The same goes for the “Button” language. Just because you are using buttons, you don’t have to resort to button language like “Confirm” “Send” “Accept”.

Instead, design buttons that fit your audience:

“Yeah, of course!” 

“I totally agree!” 

“Looks OK to me 👍”

“No, it’s not necessary”

“Please show me the options again.”

4. Use Discourse Markers

You don’t need to be a copywriter to make your bot copy sound a bit less strained and conversational. All you gotta do is pepper around a few discourse markers.

Discourse markers linguistically or emotionally relate the upcoming phrase to what was previously said. They help comprehension and make the conversation more fluid and less robotic.

Common examples of discourse markers include: 

Also - Actually - Ironically - Above all - (un)Fortunately - As an example - In that case - In other words - By the way - Consequently - As a matter of fact - For that reason…


  • By the way, did you know that this week only we offer 30% off for all new customers?
  • In that case, let me share the booking calendar so you can schedule a meeting!

5. Use Emoji and Other Rich Content (Sensibly)

The world of instant chat is filled with fun possibilities that take on the shape of emojis, Gifs, icons, images, carousels, and videos into the conversation.

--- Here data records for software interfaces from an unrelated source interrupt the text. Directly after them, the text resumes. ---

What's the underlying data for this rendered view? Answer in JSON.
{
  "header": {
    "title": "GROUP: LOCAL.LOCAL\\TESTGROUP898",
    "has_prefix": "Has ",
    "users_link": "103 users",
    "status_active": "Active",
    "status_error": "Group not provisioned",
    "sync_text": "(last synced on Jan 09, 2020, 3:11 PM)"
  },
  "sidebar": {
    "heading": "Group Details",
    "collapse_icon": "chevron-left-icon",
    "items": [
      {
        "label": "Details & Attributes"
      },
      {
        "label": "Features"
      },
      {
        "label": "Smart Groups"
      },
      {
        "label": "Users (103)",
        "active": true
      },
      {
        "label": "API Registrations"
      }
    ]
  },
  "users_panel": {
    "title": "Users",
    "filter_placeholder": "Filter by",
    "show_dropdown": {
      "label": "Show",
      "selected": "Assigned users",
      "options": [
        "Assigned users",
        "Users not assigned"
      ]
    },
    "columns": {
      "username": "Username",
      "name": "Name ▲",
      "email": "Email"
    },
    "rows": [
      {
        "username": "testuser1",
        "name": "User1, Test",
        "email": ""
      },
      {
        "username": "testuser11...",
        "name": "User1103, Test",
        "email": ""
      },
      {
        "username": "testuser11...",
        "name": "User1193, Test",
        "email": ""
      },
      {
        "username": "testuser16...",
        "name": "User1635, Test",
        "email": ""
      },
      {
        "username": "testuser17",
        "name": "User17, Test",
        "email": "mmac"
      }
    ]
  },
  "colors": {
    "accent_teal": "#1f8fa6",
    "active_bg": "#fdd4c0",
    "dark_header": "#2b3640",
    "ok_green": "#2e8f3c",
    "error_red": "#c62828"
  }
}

Emojis and other rich media formats allow you to make up for the missing emotions, gestures, and expressions that make up face-to-face conversations. They can revive any chat, even the rule-based kind. 

Be creative.

You can even leverage rich media to substitute the monologues and the not-so-conversational long chunks of text I mentioned above. 

Images and videos often speak for themselves.

However, don’t overdo it! After all, it’s still supposed to be a conversation.

Also, always remember the context. For example, ask yourself: “Are your users usually in an environment that allows them to watch a video?”

6. Read the Conversation Thread Out Loud

It might seem silly and too simple to be of any help.

Nonetheless, it’s a crucial step in developing a fluid conversational experience.

After you are done writing the conversation thread, read it aloud and, if you can, get a second and even third opinion on it.

Better yet, you can ask some of your best customers to test it for you.